---- Working data

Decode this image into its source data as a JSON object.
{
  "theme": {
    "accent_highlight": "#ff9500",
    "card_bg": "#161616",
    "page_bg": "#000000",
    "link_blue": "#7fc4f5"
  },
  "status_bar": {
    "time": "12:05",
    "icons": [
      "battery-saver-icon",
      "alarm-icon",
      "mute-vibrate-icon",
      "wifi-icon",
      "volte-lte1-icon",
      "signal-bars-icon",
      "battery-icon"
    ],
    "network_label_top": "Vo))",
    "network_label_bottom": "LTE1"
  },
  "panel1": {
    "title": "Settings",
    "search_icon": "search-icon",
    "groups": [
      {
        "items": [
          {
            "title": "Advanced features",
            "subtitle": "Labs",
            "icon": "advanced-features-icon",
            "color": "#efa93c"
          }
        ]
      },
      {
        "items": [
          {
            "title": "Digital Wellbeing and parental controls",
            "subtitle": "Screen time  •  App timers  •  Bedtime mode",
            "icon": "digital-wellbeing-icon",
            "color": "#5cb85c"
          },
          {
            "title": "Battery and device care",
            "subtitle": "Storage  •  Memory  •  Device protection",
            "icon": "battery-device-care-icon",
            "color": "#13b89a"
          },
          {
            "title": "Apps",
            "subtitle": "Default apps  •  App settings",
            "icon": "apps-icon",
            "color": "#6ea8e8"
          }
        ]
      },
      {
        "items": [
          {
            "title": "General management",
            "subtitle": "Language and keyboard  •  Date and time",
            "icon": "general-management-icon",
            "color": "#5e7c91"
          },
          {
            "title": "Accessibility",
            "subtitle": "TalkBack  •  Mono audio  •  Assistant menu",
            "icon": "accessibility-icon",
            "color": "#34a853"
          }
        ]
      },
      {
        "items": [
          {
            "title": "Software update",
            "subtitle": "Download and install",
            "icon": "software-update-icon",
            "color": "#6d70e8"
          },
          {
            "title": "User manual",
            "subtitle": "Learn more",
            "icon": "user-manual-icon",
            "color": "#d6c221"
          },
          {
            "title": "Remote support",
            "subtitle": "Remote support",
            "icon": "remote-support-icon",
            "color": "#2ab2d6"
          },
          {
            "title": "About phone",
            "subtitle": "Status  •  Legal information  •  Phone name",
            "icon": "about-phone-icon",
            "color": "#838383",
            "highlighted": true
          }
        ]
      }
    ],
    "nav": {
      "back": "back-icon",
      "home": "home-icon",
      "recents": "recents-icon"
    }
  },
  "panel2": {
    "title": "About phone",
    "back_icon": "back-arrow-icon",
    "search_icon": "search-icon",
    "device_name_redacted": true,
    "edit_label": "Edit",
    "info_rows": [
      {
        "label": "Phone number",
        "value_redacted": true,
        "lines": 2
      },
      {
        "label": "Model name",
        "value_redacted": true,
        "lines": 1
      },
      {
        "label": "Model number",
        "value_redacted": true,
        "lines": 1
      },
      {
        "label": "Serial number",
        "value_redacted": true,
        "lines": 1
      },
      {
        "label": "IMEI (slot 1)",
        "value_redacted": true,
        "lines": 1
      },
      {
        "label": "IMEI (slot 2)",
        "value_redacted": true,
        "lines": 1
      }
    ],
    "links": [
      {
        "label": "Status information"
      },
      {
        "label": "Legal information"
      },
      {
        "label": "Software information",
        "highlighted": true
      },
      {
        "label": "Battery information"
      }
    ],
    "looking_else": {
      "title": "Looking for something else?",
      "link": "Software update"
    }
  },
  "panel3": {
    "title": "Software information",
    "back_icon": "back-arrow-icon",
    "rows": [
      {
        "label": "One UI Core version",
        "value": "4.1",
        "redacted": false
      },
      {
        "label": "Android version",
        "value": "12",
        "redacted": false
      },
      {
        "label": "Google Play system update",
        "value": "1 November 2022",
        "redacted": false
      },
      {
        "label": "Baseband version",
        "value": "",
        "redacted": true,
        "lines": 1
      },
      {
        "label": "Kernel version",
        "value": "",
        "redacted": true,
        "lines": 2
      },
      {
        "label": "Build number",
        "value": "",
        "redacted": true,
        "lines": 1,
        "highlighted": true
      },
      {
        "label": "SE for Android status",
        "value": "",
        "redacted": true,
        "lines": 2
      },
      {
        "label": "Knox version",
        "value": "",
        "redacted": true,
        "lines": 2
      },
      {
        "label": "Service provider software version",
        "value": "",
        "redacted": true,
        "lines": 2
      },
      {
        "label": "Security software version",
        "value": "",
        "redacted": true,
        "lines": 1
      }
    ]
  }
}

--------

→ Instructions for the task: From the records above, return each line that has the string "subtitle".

→ Worked solution:
            "subtitle": "Labs",
            "subtitle": "Screen time  •  App timers  •  Bedtime mode",
            "subtitle": "Storage  •  Memory  •  Device protection",
            "subtitle": "Default apps  •  App settings",
            "subtitle": "Language and keyboard  •  Date and time",
            "subtitle": "TalkBack  •  Mono audio  •  Assistant menu",
            "subtitle": "Download and install",
            "subtitle": "Learn more",
            "subtitle": "Remote support",
            "subtitle": "Status  •  Legal information  •  Phone name",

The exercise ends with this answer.